What is home?
Since moving to Tempe, Ariz. for college, I have been grappling with the concept. A sophomore now, my freshman year was spent pining for my hometown of San Francisco. I missed the cuisine, the throngs of colorful people, the electric crackle of city air.
Being far from water was unsettling. No longer could I walk along the ocean at sundown or the black bay at night. During my first months of college I would, unbeknownst to my parents, use my food stipends to buy greyhound tickets in the dead of lonely nights to San Diego or Los Angeles to walk along the beach, feel that familiar sliding squish of sand between my toes.
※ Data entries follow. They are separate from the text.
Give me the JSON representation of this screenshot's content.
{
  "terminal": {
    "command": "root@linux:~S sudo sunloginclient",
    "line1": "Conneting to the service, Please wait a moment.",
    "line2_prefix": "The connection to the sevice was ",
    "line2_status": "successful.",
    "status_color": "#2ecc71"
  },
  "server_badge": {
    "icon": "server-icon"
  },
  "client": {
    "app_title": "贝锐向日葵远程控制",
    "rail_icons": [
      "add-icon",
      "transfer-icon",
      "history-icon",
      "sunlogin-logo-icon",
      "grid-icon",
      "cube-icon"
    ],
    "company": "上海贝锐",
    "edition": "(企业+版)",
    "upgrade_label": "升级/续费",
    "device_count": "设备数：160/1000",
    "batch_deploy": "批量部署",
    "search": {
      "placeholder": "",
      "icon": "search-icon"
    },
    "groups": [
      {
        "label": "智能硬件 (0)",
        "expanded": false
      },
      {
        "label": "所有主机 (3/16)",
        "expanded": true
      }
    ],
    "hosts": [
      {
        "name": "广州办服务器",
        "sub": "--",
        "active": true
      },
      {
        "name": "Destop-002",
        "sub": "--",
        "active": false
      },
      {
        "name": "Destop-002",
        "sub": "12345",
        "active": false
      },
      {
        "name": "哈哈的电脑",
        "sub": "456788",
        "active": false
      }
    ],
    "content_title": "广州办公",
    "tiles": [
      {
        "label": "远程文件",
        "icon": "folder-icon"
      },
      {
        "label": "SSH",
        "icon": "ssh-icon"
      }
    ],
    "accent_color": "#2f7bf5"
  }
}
Home, I have concluded through nights of restless thought, is not a physical place. It is a mental and emotional state in which familiar comforts abound, whether they be people, images, foods, sounds or activities. While I have created for myself a wonderful home in Arizona, I still miss my coastal abode in the city by the bay. My San Francisco is in neither the Golden Gate Bridge nor the Trans-america Pyramid or Lombard Street. My San Francisco is in her restaurants, between alleyways, on rooftops, aside sparkling waterfronts, atop steep hills and amid twisting streets swimming with hurried traffic.
I miss her like a first love and always will.